Below is an interview with Thomas Bergler on his forthcoming book, The Juvenilization of American Christianity (Eerdmans, April 2012), discerning how youth ministry has influenced the church at large. I like his definition of juvenilization:
The process by which things that might be normal and good for a teenage spiritually come to be accepted and even idealized for all ages.
He’s making a lot of the same observations that Reformed critics have been making for quite some time, though perhaps more tempered. He recognizes that some of these youth-targeted methods are appropriate for youth, yet they make a poor template for adults. His criticisms are sound — the immaturity and emotional baggage that has been wrought; yet, he claims that without this juvenilization the churches in America would be empty (hyperbole of course), because American culture at large has become adolescent and immature. The churches are tracking with this cultural shift.

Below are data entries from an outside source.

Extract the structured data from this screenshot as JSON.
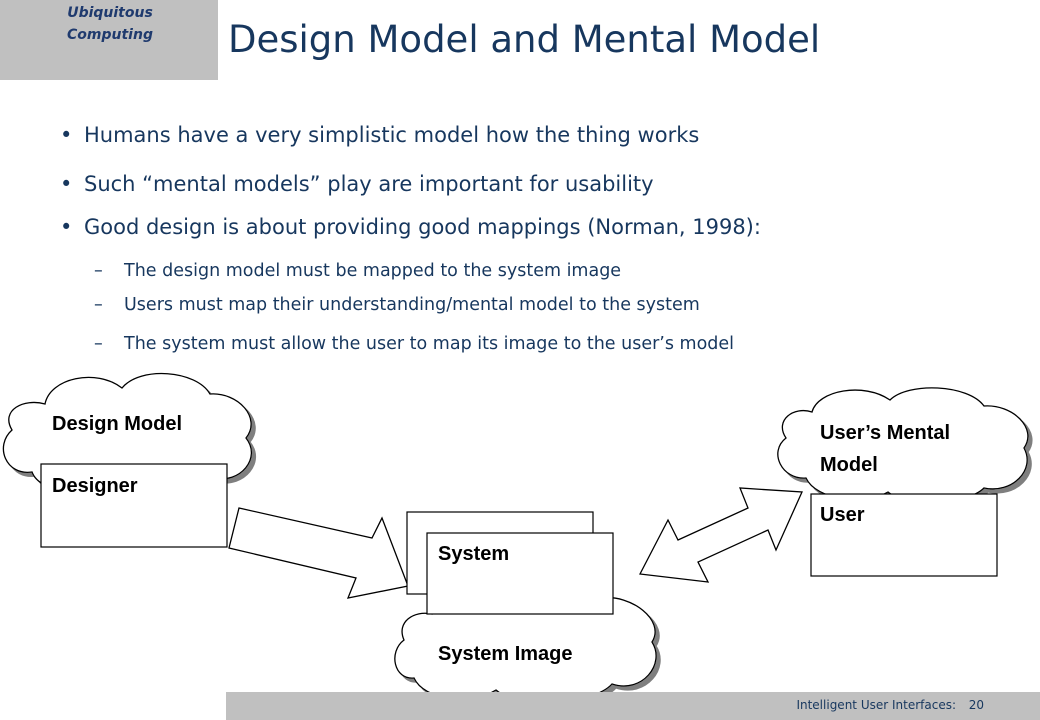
{
  "header": {
    "course_tag": "Ubiquitous Computing",
    "title": "Design Model and Mental Model"
  },
  "bullets": [
    {
      "text": "Humans have a very simplistic model how the thing works",
      "sub": []
    },
    {
      "text": "Such “mental models” play are important for usability",
      "sub": []
    },
    {
      "text": "Good design is about providing good mappings (Norman, 1998):",
      "sub": [
        "The design model must be mapped to the system image",
        "Users must map their understanding/mental model to the system",
        "The system must allow the user to map its image to the user’s model"
      ]
    }
  ],
  "diagram": {
    "design_model_label": "Design Model",
    "designer_label": "Designer",
    "system_label": "System",
    "system_image_label": "System Image",
    "users_mental_model_line1": "User’s Mental",
    "users_mental_model_line2": "Model",
    "user_label": "User"
  },
  "footer": {
    "course": "Intelligent User Interfaces:",
    "page": "20"
  },
  "colors": {
    "title_text": "#17375e",
    "tag_background": "#c0c0c0",
    "footer_background": "#c0c0c0"
  }
}
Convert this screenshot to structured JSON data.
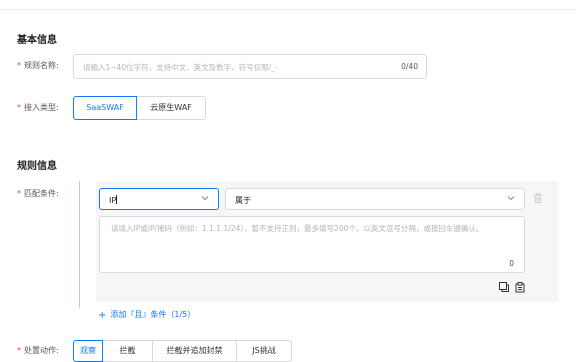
{
  "basic_info": {
    "title": "基本信息",
    "rule_name": {
      "label": "规则名称:",
      "placeholder": "请输入1~40位字符，支持中文、英文及数字，符号仅限/_-",
      "counter": "0/40"
    },
    "access_type": {
      "label": "接入类型:",
      "options": [
        "SaaSWAF",
        "云原生WAF"
      ],
      "selected": "SaaSWAF"
    }
  },
  "rule_info": {
    "title": "规则信息",
    "match_condition": {
      "label": "匹配条件:",
      "field_select": "IP",
      "operator_select": "属于",
      "textarea_placeholder": "请填入IP或IP/掩码（例如：1.1.1.1/24），暂不支持正则，最多填写200个，以英文逗号分隔，或按回车键确认。",
      "textarea_counter": "0",
      "add_condition": "添加『且』条件（1/5）"
    },
    "action": {
      "label": "处置动作:",
      "options": [
        "观察",
        "拦截",
        "拦截并追加封禁",
        "JS挑战"
      ],
      "selected": "观察"
    }
  },
  "icons": [
    "chevron-down-icon",
    "trash-icon",
    "copy-icon",
    "paste-icon",
    "plus-icon"
  ],
  "colors": {
    "primary": "#1677ff",
    "required": "#e8474b",
    "panel_bg": "#f5f6f8",
    "border": "#d9d9d9"
  }
}
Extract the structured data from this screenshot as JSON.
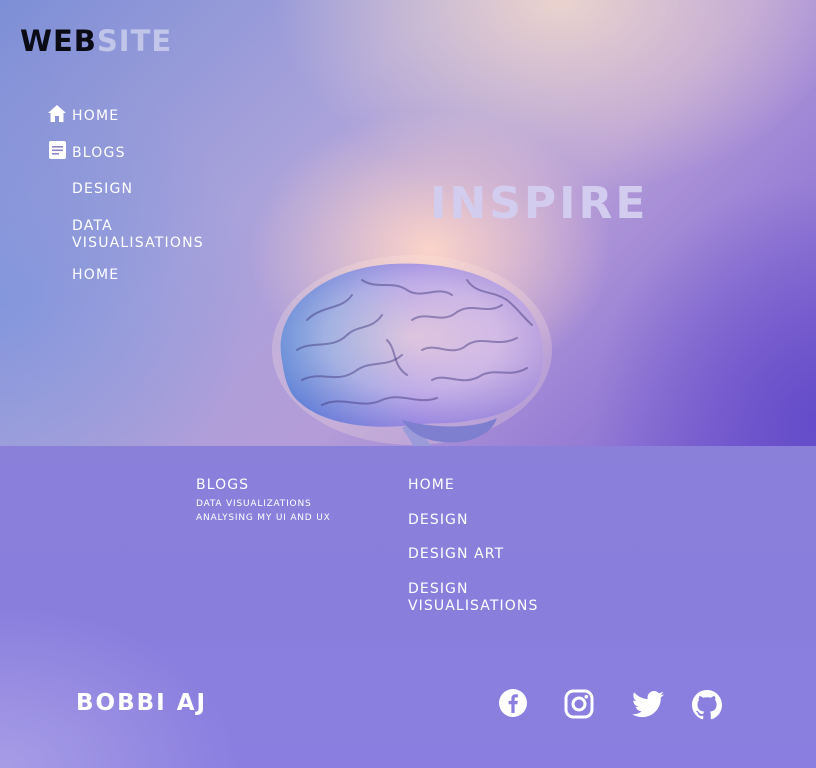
{
  "header": {
    "logo_bold": "WEB",
    "logo_light": "SITE"
  },
  "sidebar": {
    "items": [
      {
        "label": "HOME",
        "icon": "home-icon"
      },
      {
        "label": "BLOGS",
        "icon": "document-icon"
      },
      {
        "label": "DESIGN"
      },
      {
        "label": "DATA VISUALISATIONS"
      },
      {
        "label": "HOME"
      }
    ]
  },
  "hero": {
    "headline": "INSPIRE",
    "image": "brain-illustration"
  },
  "footer": {
    "blogs_heading": "BLOGS",
    "blogs_lines": [
      "DATA VISUALIZATIONS",
      "ANALYSING MY UI AND UX"
    ],
    "links": [
      "HOME",
      "DESIGN",
      "DESIGN ART",
      "DESIGN VISUALISATIONS"
    ],
    "owner": "BOBBI AJ",
    "social": [
      "facebook-icon",
      "instagram-icon",
      "twitter-icon",
      "github-icon"
    ]
  },
  "colors": {
    "logo_dark": "#0b0b16",
    "headline": "#d2cdee",
    "footer_bg": "#8a7ee0"
  }
}
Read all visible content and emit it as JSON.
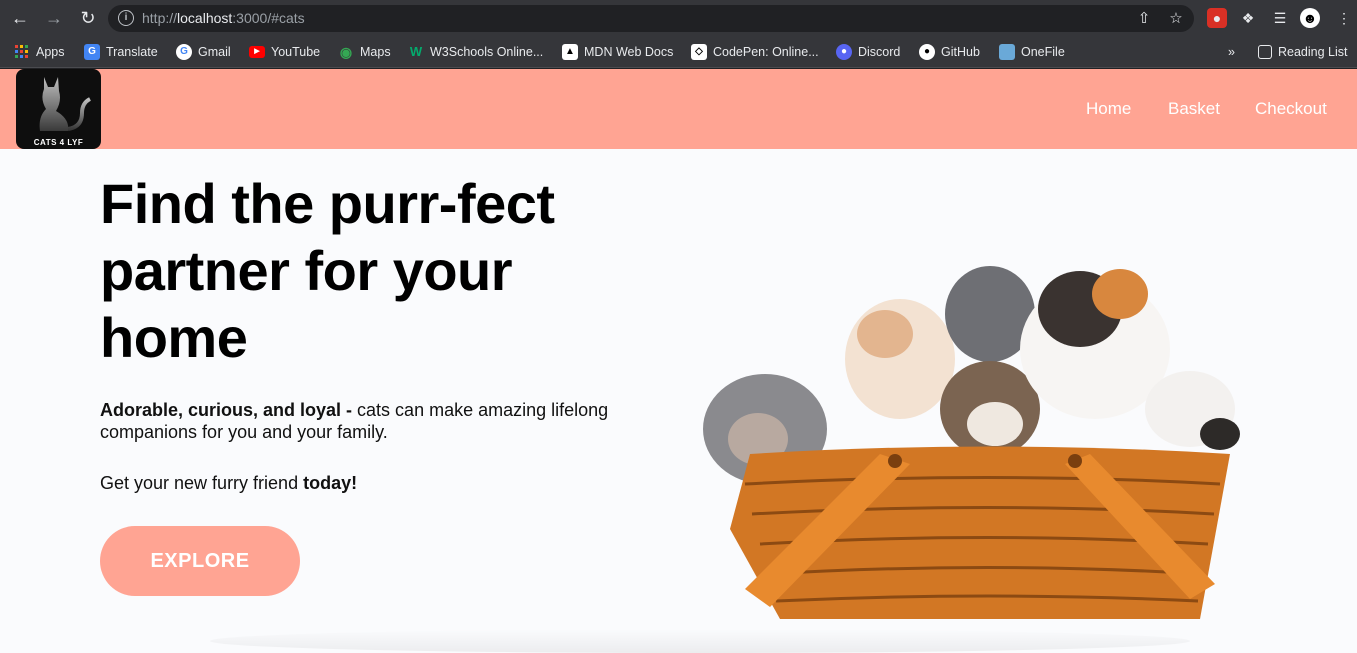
{
  "browser": {
    "url_scheme": "http://",
    "url_host": "localhost",
    "url_rest": ":3000/#cats",
    "bookmarks": [
      {
        "label": "Apps",
        "icon": "apps-grid-icon",
        "color": "#4285f4"
      },
      {
        "label": "Translate",
        "icon": "translate-icon",
        "color": "#4285f4"
      },
      {
        "label": "Gmail",
        "icon": "google-icon",
        "color": "#ffffff"
      },
      {
        "label": "YouTube",
        "icon": "youtube-icon",
        "color": "#ff0000"
      },
      {
        "label": "Maps",
        "icon": "maps-pin-icon",
        "color": "#34a853"
      },
      {
        "label": "W3Schools Online...",
        "icon": "w3schools-icon",
        "color": "#04aa6d"
      },
      {
        "label": "MDN Web Docs",
        "icon": "mdn-icon",
        "color": "#000000"
      },
      {
        "label": "CodePen: Online...",
        "icon": "codepen-icon",
        "color": "#ffffff"
      },
      {
        "label": "Discord",
        "icon": "discord-icon",
        "color": "#5865f2"
      },
      {
        "label": "GitHub",
        "icon": "github-icon",
        "color": "#ffffff"
      },
      {
        "label": "OneFile",
        "icon": "onefile-icon",
        "color": "#6aa9d8"
      }
    ],
    "overflow_label": "»",
    "reading_list": "Reading List"
  },
  "site": {
    "logo_text": "CATS 4 LYF",
    "nav": [
      "Home",
      "Basket",
      "Checkout"
    ],
    "hero": {
      "title": "Find the purr-fect partner for your home",
      "sub_bold": "Adorable, curious, and loyal -",
      "sub_rest": " cats can make amazing lifelong companions for you and your family.",
      "cta_pre": "Get your new furry friend ",
      "cta_bold": "today!",
      "button": "EXPLORE"
    },
    "colors": {
      "header": "#ffa493",
      "button": "#ffa493",
      "page_bg": "#fafbfd"
    }
  }
}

So, I’m interested to see if Bergler offers any proposals in the book for how to overcome this immaturity without emptying the churches (i.e., the fear among evangelicals of America becoming like Europe).
Unfortunately, the interviewer is not, ummm, my favorite.